Townsville Local Disaster Management chairwoman, Jenny Hill, said the floods had eclipsed previous records for the city.
“The Townsville floods were much bigger than a one-in-100-year event,” Cr Hill said.
“A team of experts is currently analysing the data but it is clear that the flood levels in the Ross River were greater than a one-in-500-year event.”
Staff from a range of agencies have been checking households and other infrastructure for flood damage.
As of 5pm yesterday, almost 1500 homes and commercial properties had been identified as having damage rated as minor, moderate or major.
“There is still a large amount of the city waiting for damage assessments and it will be a long road to recovery,” Cr Hill said.
“At the moment we are looking at around 80 properties that were inundated by more than one metre of water, 489 with 25cm to one metre and 870 with less than 25cm.
“This number is going to grow over the coming weeks as we work out exactly how much damage has occurred throughout Townsville.”
Queensland Fire and Emergency Services Minister, Craig Crawford, will request the Inspector-General undertake a review into the devastating floods which have indundated much of north and north-west Queensland.

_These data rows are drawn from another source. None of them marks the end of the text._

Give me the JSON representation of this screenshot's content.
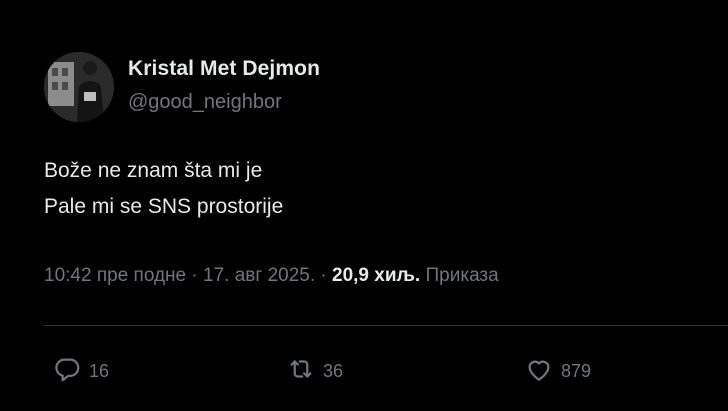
{
  "author": {
    "name": "Kristal Met Dejmon",
    "handle": "@good_neighbor"
  },
  "tweet": {
    "lines": [
      "Bože ne znam šta mi je",
      "Pale mi se SNS prostorije"
    ]
  },
  "meta": {
    "time": "10:42 пре подне",
    "sep1": " · ",
    "date": "17. авг 2025.",
    "sep2": " · ",
    "views_count": "20,9 хиљ.",
    "views_label": " Приказа"
  },
  "actions": {
    "replies": "16",
    "reposts": "36",
    "likes": "879"
  },
  "icons": {
    "reply": "reply-icon",
    "repost": "repost-icon",
    "like": "heart-icon"
  },
  "colors": {
    "background": "#000000",
    "text": "#e7e9ea",
    "secondary": "#71767b",
    "divider": "#2f3336"
  }
}
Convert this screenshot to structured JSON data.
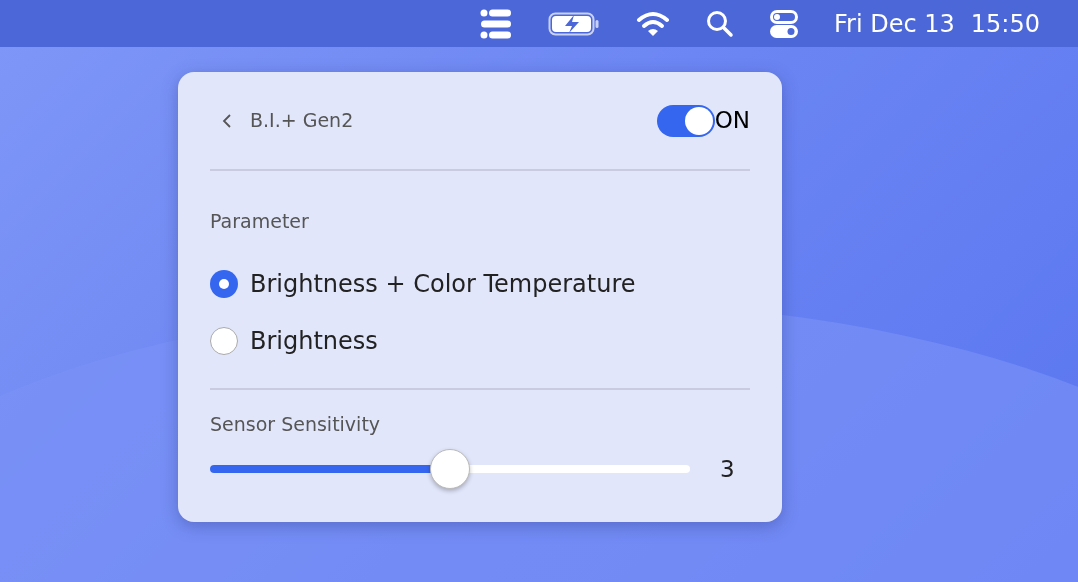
{
  "menu_bar": {
    "date": "Fri Dec 13",
    "time": "15:50"
  },
  "panel": {
    "title": "B.I.+ Gen2",
    "power": {
      "on": true,
      "label": "ON"
    },
    "parameter": {
      "label": "Parameter",
      "options": [
        {
          "label": "Brightness + Color Temperature",
          "selected": true
        },
        {
          "label": "Brightness",
          "selected": false
        }
      ]
    },
    "sensitivity": {
      "label": "Sensor Sensitivity",
      "level": 0.5,
      "reading": "3"
    }
  }
}
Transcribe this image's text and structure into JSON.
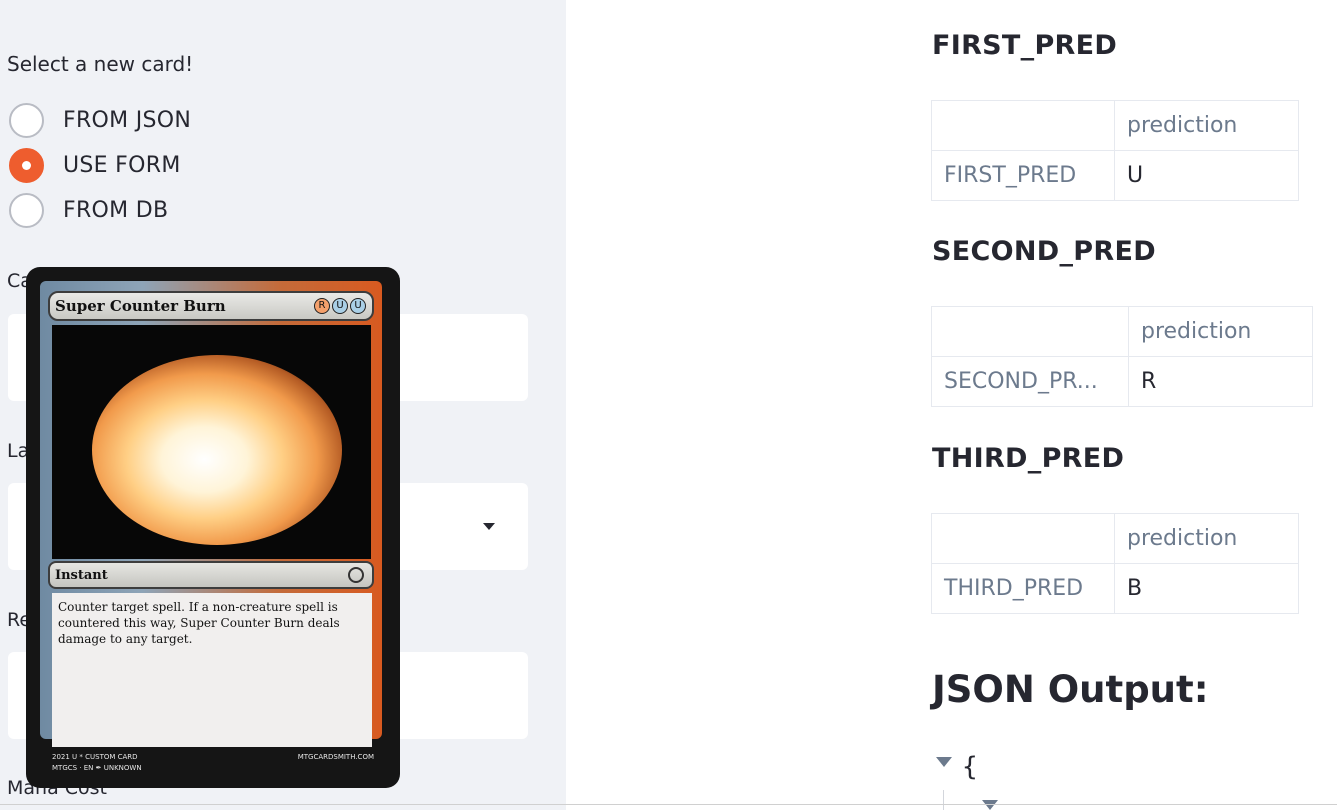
{
  "sidebar": {
    "select_label": "Select a new card!",
    "radio_options": [
      {
        "label": "FROM JSON",
        "checked": false
      },
      {
        "label": "USE FORM",
        "checked": true
      },
      {
        "label": "FROM DB",
        "checked": false
      }
    ],
    "field_labels": {
      "card_name_partial": "Ca",
      "language_partial": "La",
      "rarity_partial": "Re",
      "mana_cost": "Mana Cost"
    },
    "accent_color": "#ee5d2e"
  },
  "card": {
    "name": "Super Counter Burn",
    "mana_symbols": [
      "R",
      "U",
      "U"
    ],
    "type_line": "Instant",
    "rules_text": "Counter target spell. If a non-creature spell is countered this way, Super Counter Burn deals damage to any target.",
    "footer_left_1": "2021 U * CUSTOM CARD",
    "footer_left_2": "MTGCS · EN ✒ UNKNOWN",
    "footer_right": "MTGCARDSMITH.COM"
  },
  "predictions": [
    {
      "title": "FIRST_PRED",
      "header": "prediction",
      "index": "FIRST_PRED",
      "value": "U"
    },
    {
      "title": "SECOND_PRED",
      "header": "prediction",
      "index": "SECOND_PR...",
      "value": "R"
    },
    {
      "title": "THIRD_PRED",
      "header": "prediction",
      "index": "THIRD_PRED",
      "value": "B"
    }
  ],
  "json_output": {
    "title": "JSON Output:",
    "open_brace": "{"
  }
}
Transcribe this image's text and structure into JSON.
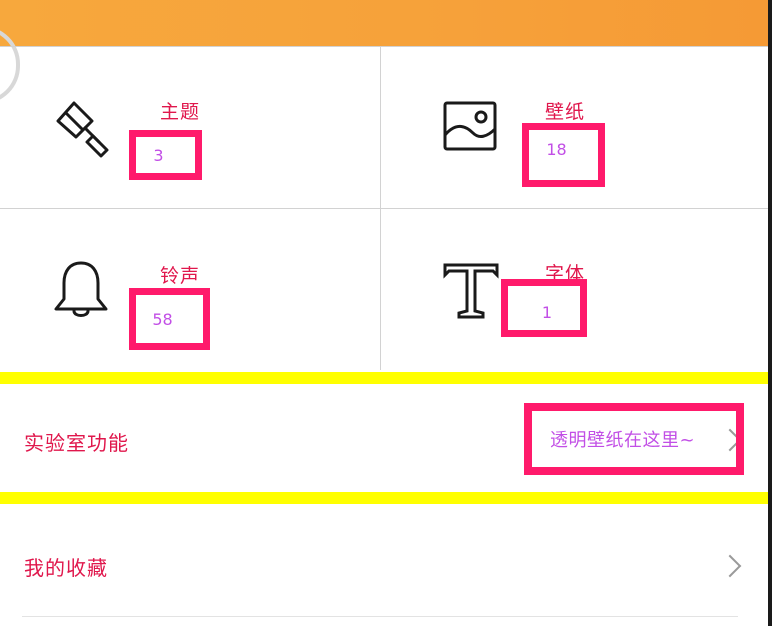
{
  "categories": [
    {
      "id": "theme",
      "label": "主题",
      "count": "3",
      "icon": "paintbrush-icon"
    },
    {
      "id": "wallpaper",
      "label": "壁纸",
      "count": "18",
      "icon": "image-icon"
    },
    {
      "id": "ringtone",
      "label": "铃声",
      "count": "58",
      "icon": "bell-icon"
    },
    {
      "id": "font",
      "label": "字体",
      "count": "1",
      "icon": "font-icon"
    }
  ],
  "lab": {
    "label": "实验室功能",
    "hint": "透明壁纸在这里~"
  },
  "favorites": {
    "label": "我的收藏"
  },
  "colors": {
    "header": "#f7a83d",
    "label_red": "#e0174c",
    "count_purple": "#c24fe6",
    "highlight_pink": "#ff1a6b",
    "highlight_yellow": "#ffff00"
  }
}
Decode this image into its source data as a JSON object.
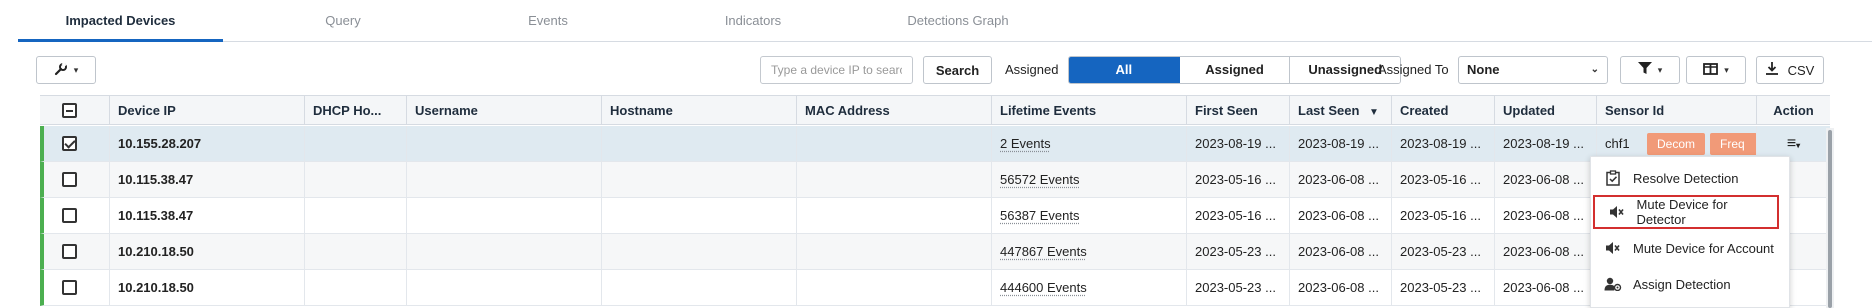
{
  "tabs": [
    {
      "label": "Impacted Devices",
      "active": true
    },
    {
      "label": "Query",
      "active": false
    },
    {
      "label": "Events",
      "active": false
    },
    {
      "label": "Indicators",
      "active": false
    },
    {
      "label": "Detections Graph",
      "active": false
    }
  ],
  "toolbar": {
    "search_placeholder": "Type a device IP to search",
    "search_label": "Search",
    "assigned_label": "Assigned",
    "filter_options": [
      "All",
      "Assigned",
      "Unassigned"
    ],
    "active_filter": "All",
    "assigned_to_label": "Assigned To",
    "assigned_to_value": "None",
    "csv_label": "CSV"
  },
  "table": {
    "columns": [
      "Device IP",
      "DHCP Ho...",
      "Username",
      "Hostname",
      "MAC Address",
      "Lifetime Events",
      "First Seen",
      "Last Seen",
      "Created",
      "Updated",
      "Sensor Id",
      "Action"
    ],
    "rows": [
      {
        "checked": true,
        "device_ip": "10.155.28.207",
        "dhcp": "",
        "username": "",
        "hostname": "",
        "mac": "",
        "lifetime_events": "2 Events",
        "first_seen": "2023-08-19 ...",
        "last_seen": "2023-08-19 ...",
        "created": "2023-08-19 ...",
        "updated": "2023-08-19 ...",
        "sensor_id": "chf1",
        "tags": [
          "Decom",
          "Freq"
        ]
      },
      {
        "checked": false,
        "device_ip": "10.115.38.47",
        "dhcp": "",
        "username": "",
        "hostname": "",
        "mac": "",
        "lifetime_events": "56572 Events",
        "first_seen": "2023-05-16 ...",
        "last_seen": "2023-06-08 ...",
        "created": "2023-05-16 ...",
        "updated": "2023-06-08 ..."
      },
      {
        "checked": false,
        "device_ip": "10.115.38.47",
        "dhcp": "",
        "username": "",
        "hostname": "",
        "mac": "",
        "lifetime_events": "56387 Events",
        "first_seen": "2023-05-16 ...",
        "last_seen": "2023-06-08 ...",
        "created": "2023-05-16 ...",
        "updated": "2023-06-08 ..."
      },
      {
        "checked": false,
        "device_ip": "10.210.18.50",
        "dhcp": "",
        "username": "",
        "hostname": "",
        "mac": "",
        "lifetime_events": "447867 Events",
        "first_seen": "2023-05-23 ...",
        "last_seen": "2023-06-08 ...",
        "created": "2023-05-23 ...",
        "updated": "2023-06-08 ..."
      },
      {
        "checked": false,
        "device_ip": "10.210.18.50",
        "dhcp": "",
        "username": "",
        "hostname": "",
        "mac": "",
        "lifetime_events": "444600 Events",
        "first_seen": "2023-05-23 ...",
        "last_seen": "2023-06-08 ...",
        "created": "2023-05-23 ...",
        "updated": "2023-06-08 ..."
      }
    ]
  },
  "action_menu": {
    "items": [
      {
        "label": "Resolve Detection",
        "icon": "clipboard-check-icon"
      },
      {
        "label": "Mute Device for Detector",
        "icon": "mute-icon",
        "highlighted": true
      },
      {
        "label": "Mute Device for Account",
        "icon": "mute-icon"
      },
      {
        "label": "Assign Detection",
        "icon": "user-assign-icon"
      }
    ]
  },
  "colors": {
    "accent": "#1565c0",
    "tag": "#f19a78",
    "row_indicator": "#4caf50",
    "highlight_border": "#d32f2f"
  }
}
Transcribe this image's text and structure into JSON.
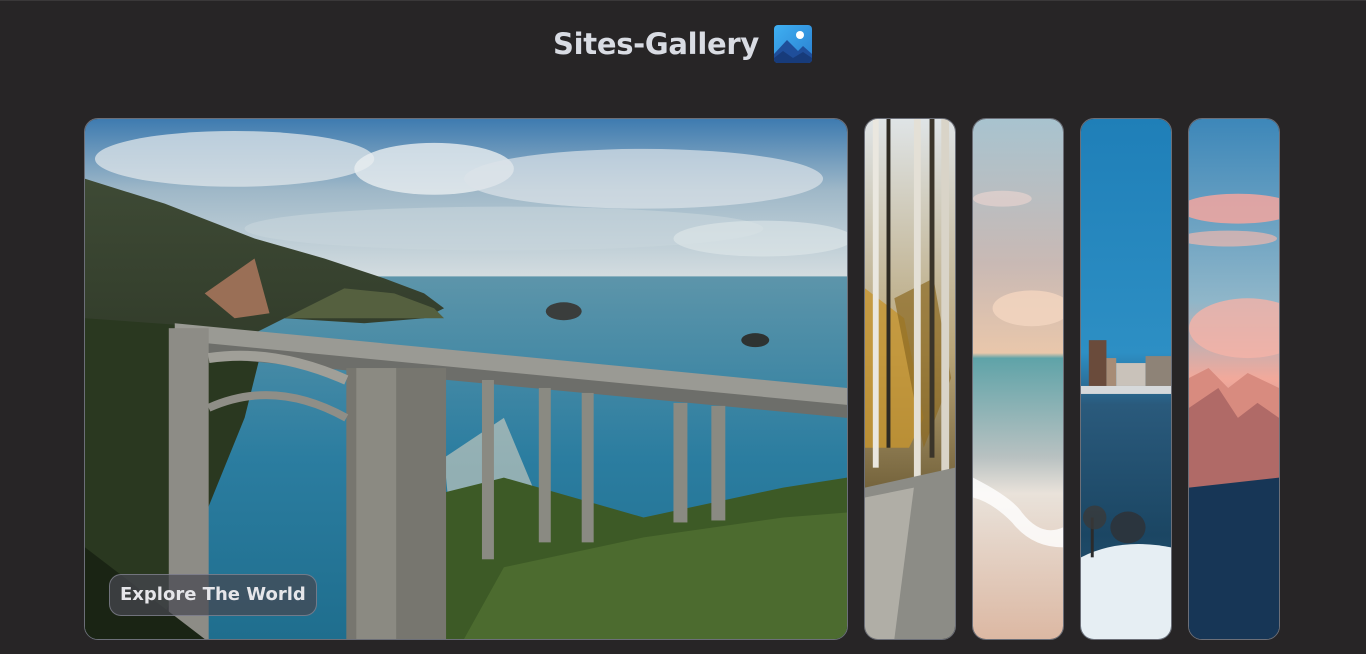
{
  "header": {
    "title": "Sites-Gallery",
    "icon": "landscape-picture-icon"
  },
  "gallery": {
    "featured": {
      "caption": "Explore The World",
      "image": "coastal-bridge-photo"
    },
    "thumbnails": [
      {
        "image": "birch-forest-path-photo"
      },
      {
        "image": "beach-sunset-photo"
      },
      {
        "image": "winter-city-lake-photo"
      },
      {
        "image": "pink-mountain-sky-photo"
      }
    ]
  },
  "colors": {
    "background": "#272526",
    "title": "#d9dce3",
    "panel_border": "#6c6f78"
  }
}
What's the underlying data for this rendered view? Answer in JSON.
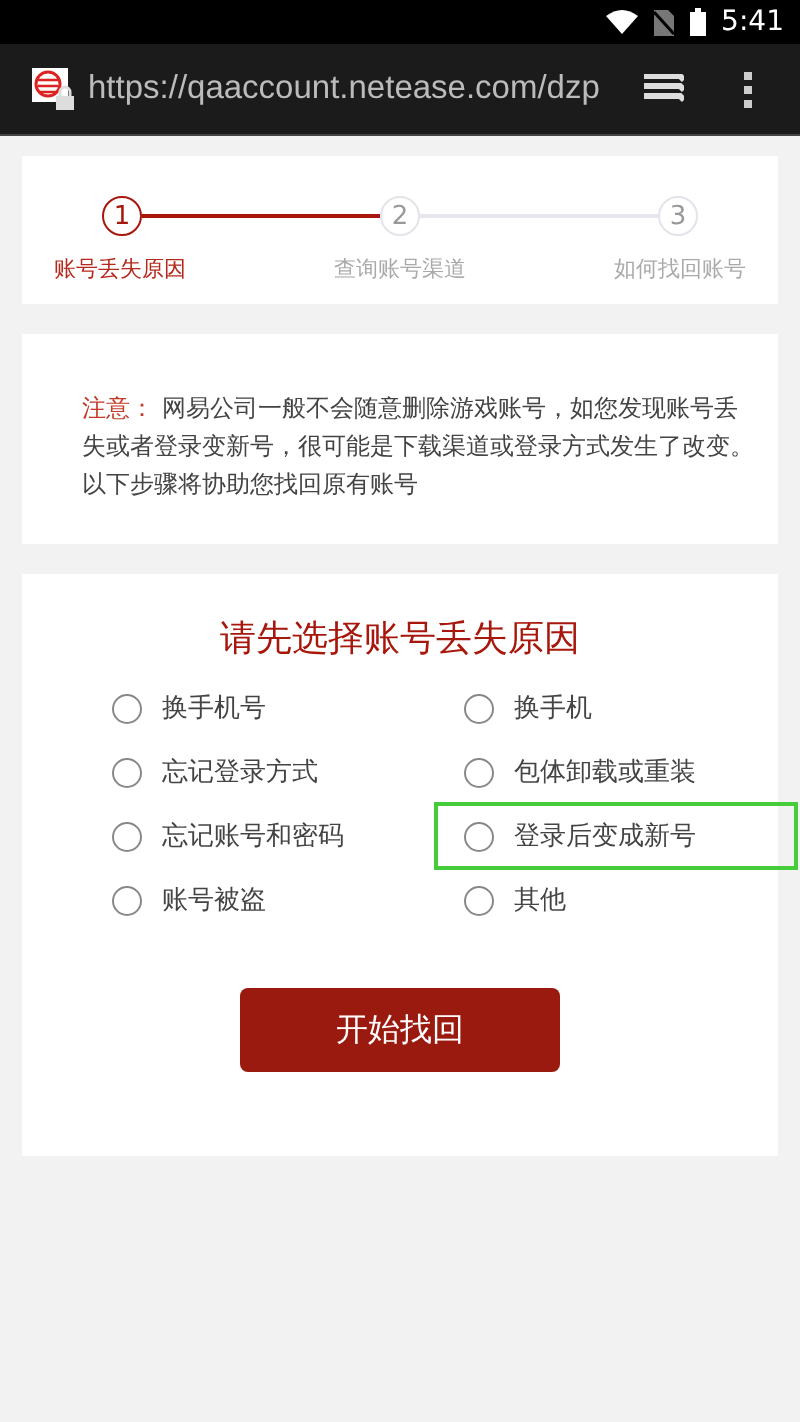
{
  "status_bar": {
    "time": "5:41"
  },
  "browser": {
    "url": "https://qaaccount.netease.com/dzp"
  },
  "progress": {
    "connectors": [
      {
        "done": true
      },
      {
        "done": false
      }
    ],
    "steps": [
      {
        "number": "1",
        "label": "账号丢失原因",
        "selected": true
      },
      {
        "number": "2",
        "label": "查询账号渠道",
        "selected": false
      },
      {
        "number": "3",
        "label": "如何找回账号",
        "selected": false
      }
    ]
  },
  "notice": {
    "label": "注意：",
    "text": "网易公司一般不会随意删除游戏账号，如您发现账号丢失或者登录变新号，很可能是下载渠道或登录方式发生了改变。以下步骤将协助您找回原有账号"
  },
  "form": {
    "title": "请先选择账号丢失原因",
    "options": [
      {
        "label": "换手机号",
        "selected": false,
        "highlighted": false
      },
      {
        "label": "换手机",
        "selected": false,
        "highlighted": false
      },
      {
        "label": "忘记登录方式",
        "selected": false,
        "highlighted": false
      },
      {
        "label": "包体卸载或重装",
        "selected": false,
        "highlighted": false
      },
      {
        "label": "忘记账号和密码",
        "selected": false,
        "highlighted": false
      },
      {
        "label": "登录后变成新号",
        "selected": false,
        "highlighted": true
      },
      {
        "label": "账号被盗",
        "selected": false,
        "highlighted": false
      },
      {
        "label": "其他",
        "selected": false,
        "highlighted": false
      }
    ],
    "button": "开始找回"
  }
}
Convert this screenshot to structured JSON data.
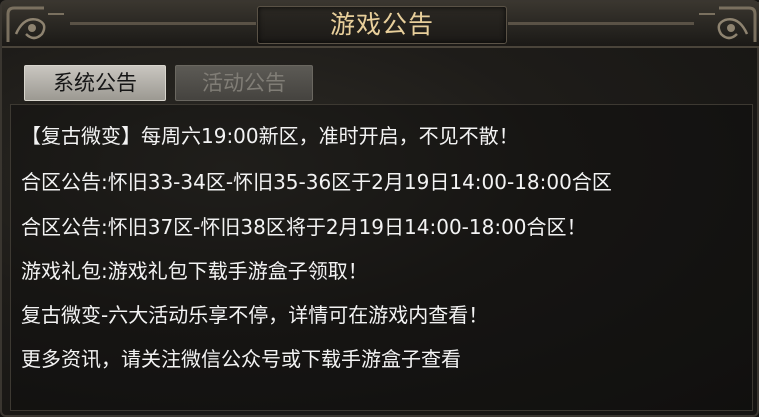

Mr Crawford said the review was standard practice after such a major event.
He said members of the community would be given the opportunity to provide submissions to the review.
“This event has devastated communities and destroyed homes and businesses,” Mr Crawford said.
“There are always lessons which can be learned from events like this.”
The terms of reference for the review will be available on the Inspector-General Emergency Management website from today.
Meanwhile, disaster assistance has been activated for the local government area of Flinders and extended for primary producers, small businesses and not-for-profit organisations across Townsville and a number of regions impacted by the flooding.
Flinders becomes the 21st local government area eligible for assistance through the jointly funded Commonwealth-Queensland Disaster Recovery Funding Arrangements.
Low-interest loans to support the recovery of primary producers, small businesses and not-for-profit organisations have been made available in the Burdekin, Cloncurry, Douglas, Flinders, Hinchinbrook, McKinlay and Richmond.